The argument continued and expanded during the half hour drive home. And while our wives are still fond of each other, on the rare occasions that we are in the same room it is cordial but tense.
I am not one to sort my friends based on politics, and I have friends across the spectrum, from anarchists to monarchists and everything in between. But this was beyond politics; this was hostility to the poor, and that from someone professing love of Christ. It stunned me, just as it stuns me when I meet Christians who are seemingly indifferent to any dead babies who are not killed in American abortion clinics, or Christians who are enthusiastic proponents of nationalistic wars, or….
I am pretty much permanently stunned.
There are various forms of urban legend to the effect that so-and-so offered, instead of money, food to someone claiming to be hungry and it was refused, thus proving that the whole thing is really a ruse.
I am sceptical.
When I was young I lived near DC, far from family, and with no girlfriend for long stretches. I had a lot of time on my hands, and when you live alone Sunday afternoons are the loneliest of the week. I figured I might as well do good works.
So I would pack a grocery bag with food and drive into DC. It never took me long to find a homeless person, and they never once refused the food I offered. And I was always moved by the fact that they never found a hidden spot to eat and then stash the remains for later. They always went and found others with whom to share it.
And when I lived with a Franciscan community in the South Bronx in the 80s- at the time a place of utter desolation- we always, lacking cash, packed some sandwiches and bags of peanuts when we rode the subway into town. Never once was our food refused.
And what’s more, I don’t ever remember my gifts of cash or food being received without a “God bless you.”
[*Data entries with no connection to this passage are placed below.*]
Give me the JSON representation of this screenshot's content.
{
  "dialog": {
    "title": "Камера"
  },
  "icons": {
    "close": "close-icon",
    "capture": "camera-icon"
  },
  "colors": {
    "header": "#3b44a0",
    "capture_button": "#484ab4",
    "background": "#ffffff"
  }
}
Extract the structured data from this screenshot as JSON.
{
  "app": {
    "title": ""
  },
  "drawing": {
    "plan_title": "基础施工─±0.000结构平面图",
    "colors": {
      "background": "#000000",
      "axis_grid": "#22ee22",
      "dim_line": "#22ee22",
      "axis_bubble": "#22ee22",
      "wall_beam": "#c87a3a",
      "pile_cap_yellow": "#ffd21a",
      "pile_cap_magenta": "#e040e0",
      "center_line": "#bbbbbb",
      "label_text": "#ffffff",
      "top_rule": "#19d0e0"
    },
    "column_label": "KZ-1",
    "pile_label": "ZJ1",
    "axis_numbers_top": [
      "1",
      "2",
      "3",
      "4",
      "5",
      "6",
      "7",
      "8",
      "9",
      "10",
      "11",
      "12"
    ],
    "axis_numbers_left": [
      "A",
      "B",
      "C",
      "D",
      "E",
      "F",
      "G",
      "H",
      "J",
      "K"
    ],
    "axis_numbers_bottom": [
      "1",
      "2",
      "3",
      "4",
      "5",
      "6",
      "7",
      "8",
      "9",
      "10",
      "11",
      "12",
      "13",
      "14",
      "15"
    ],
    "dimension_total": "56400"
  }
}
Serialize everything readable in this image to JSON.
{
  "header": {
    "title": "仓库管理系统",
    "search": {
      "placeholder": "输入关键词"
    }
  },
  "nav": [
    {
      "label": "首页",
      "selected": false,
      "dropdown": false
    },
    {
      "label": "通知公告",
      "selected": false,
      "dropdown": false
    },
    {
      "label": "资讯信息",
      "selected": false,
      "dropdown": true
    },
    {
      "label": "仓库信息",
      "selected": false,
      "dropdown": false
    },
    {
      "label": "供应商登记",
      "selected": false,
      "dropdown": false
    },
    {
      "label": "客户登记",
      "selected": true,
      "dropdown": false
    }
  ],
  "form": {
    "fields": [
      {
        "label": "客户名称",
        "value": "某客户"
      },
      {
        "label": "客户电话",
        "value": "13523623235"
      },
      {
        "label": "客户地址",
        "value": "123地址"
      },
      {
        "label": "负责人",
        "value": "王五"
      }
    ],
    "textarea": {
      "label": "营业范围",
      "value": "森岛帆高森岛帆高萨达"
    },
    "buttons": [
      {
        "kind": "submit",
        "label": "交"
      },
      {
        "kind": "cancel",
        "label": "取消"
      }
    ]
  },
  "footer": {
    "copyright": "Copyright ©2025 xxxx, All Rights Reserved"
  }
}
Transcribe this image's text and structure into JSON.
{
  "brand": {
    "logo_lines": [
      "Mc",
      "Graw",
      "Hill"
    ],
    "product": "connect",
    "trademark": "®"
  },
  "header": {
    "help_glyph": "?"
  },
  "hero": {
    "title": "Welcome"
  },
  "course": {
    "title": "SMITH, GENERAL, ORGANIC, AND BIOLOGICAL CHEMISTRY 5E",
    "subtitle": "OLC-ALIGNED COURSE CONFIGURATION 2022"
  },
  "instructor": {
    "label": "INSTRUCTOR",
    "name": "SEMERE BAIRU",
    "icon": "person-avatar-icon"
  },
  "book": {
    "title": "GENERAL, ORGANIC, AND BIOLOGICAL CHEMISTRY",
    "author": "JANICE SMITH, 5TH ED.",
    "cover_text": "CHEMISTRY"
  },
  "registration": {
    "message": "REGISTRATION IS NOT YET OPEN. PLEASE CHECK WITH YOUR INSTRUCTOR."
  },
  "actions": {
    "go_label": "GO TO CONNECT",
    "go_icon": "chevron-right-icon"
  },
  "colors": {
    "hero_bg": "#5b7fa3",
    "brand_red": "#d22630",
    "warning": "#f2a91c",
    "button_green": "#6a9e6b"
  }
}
And that is perhaps the greatest reason to give to the poor: you receive a blessing.
And I for one believe that God honors beggars’ blessings.